Saturday, August 20, 2011
Colts incredibly mortal without Manning
By Paul Kuharsky
With a single tweet, Colts owner Jim Irsay set plenty of people in the AFC South thinking about a new world order.
If Indianapolis in fact starts the season without the injured Peyton Manning, it becomes just another team. Whether that team is quarterbacked by current options Curtis Painter or Dan Orlovsky or by a player to be determined -- Jim Sorgi? Kerry Collins? -- it will be absolutely mortal.
And against the mortal Colts, the first month of the season could be ugly. They open at Houston, then host Cleveland and Pittsburgh before a Monday night game at Tampa Bay. (Here is the news story that includes Bill Polian's comments.)
While Irsay’s tweets can be painful stream-of-consciousness rambles or hardly-relevant-to-the-NFL song lyrics, I cannot remember a comment on team matters that was not absolutely serious.
He said they have to be "prepared" for an early-season "possibility" without Manning. Let's be sure we don't make that definitive while we consider the alternatives.
Irsay's followup tweet to the one casting doubt on Manning’s status asked fans what veteran option they like. We ask the same in this poll.
Painter looks incapable of handling defensive pressure or the pressure of playing in the league. Orlovsky was let go in Houston in favor of Matt Leinart. Sorgi’s coming off shoulder surgery and reportedly didn’t want to play for the Giants. Kerry Collins retired during the lockout, before the Titans had a chance to not be interested in him.
If that’s the four-pack of current options, it’s hard to be excited. Or optimistic.

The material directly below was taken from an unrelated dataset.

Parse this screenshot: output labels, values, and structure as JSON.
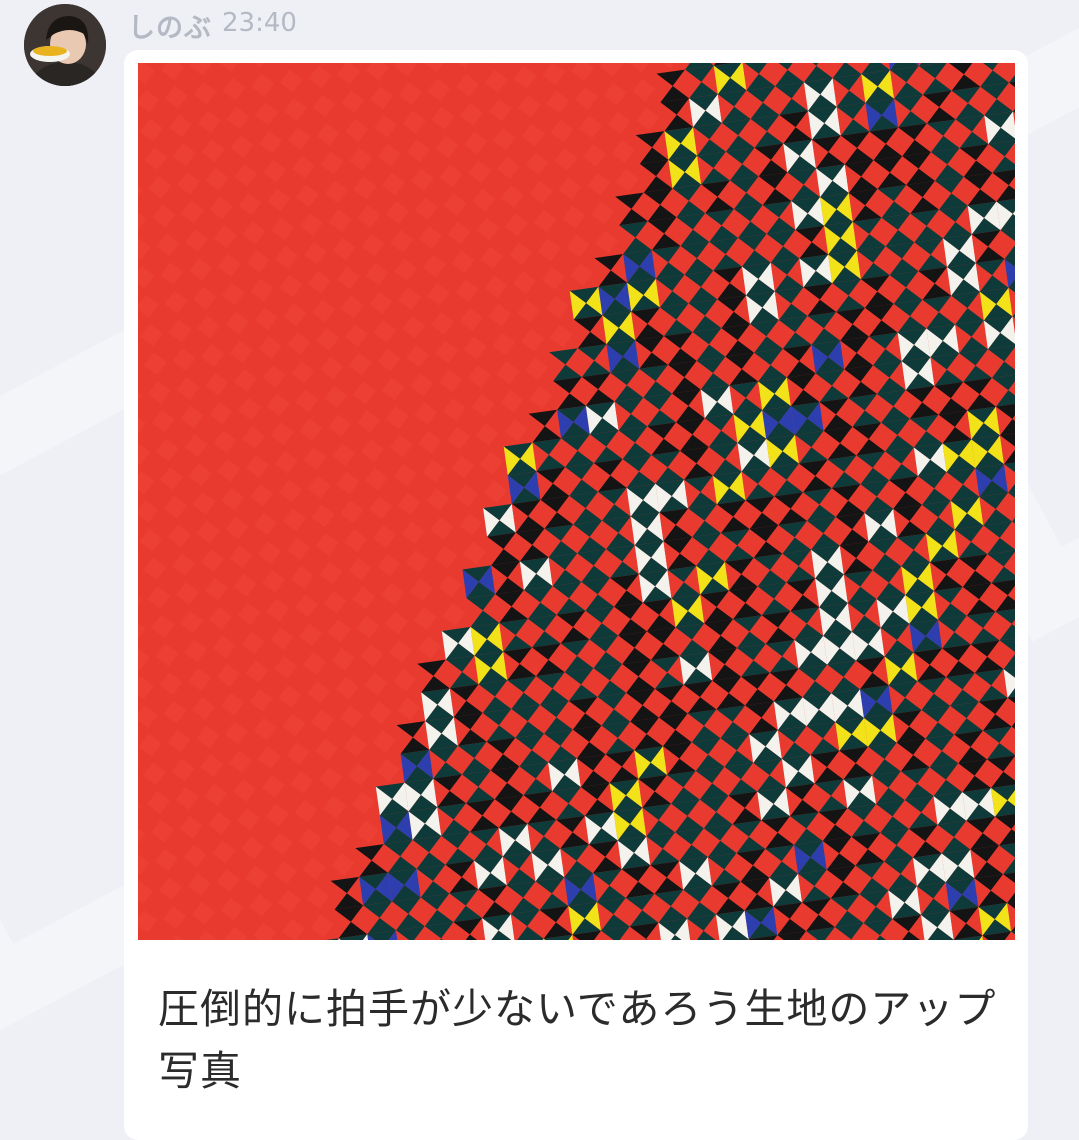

Manning’s been an ironman and the Colts have lived with the risk of having an insufficient replacement if they need one. I’ve never had a problem with the overall strategy.
But if, since the lockout, they’ve been working as much on faith as expectation, it’s hard to understand them not exploring better alternatives already.
We’ve debated Manning’s value time and time again by talking about what the Colts would be without him. We might be close to seeing that instead of imagining it.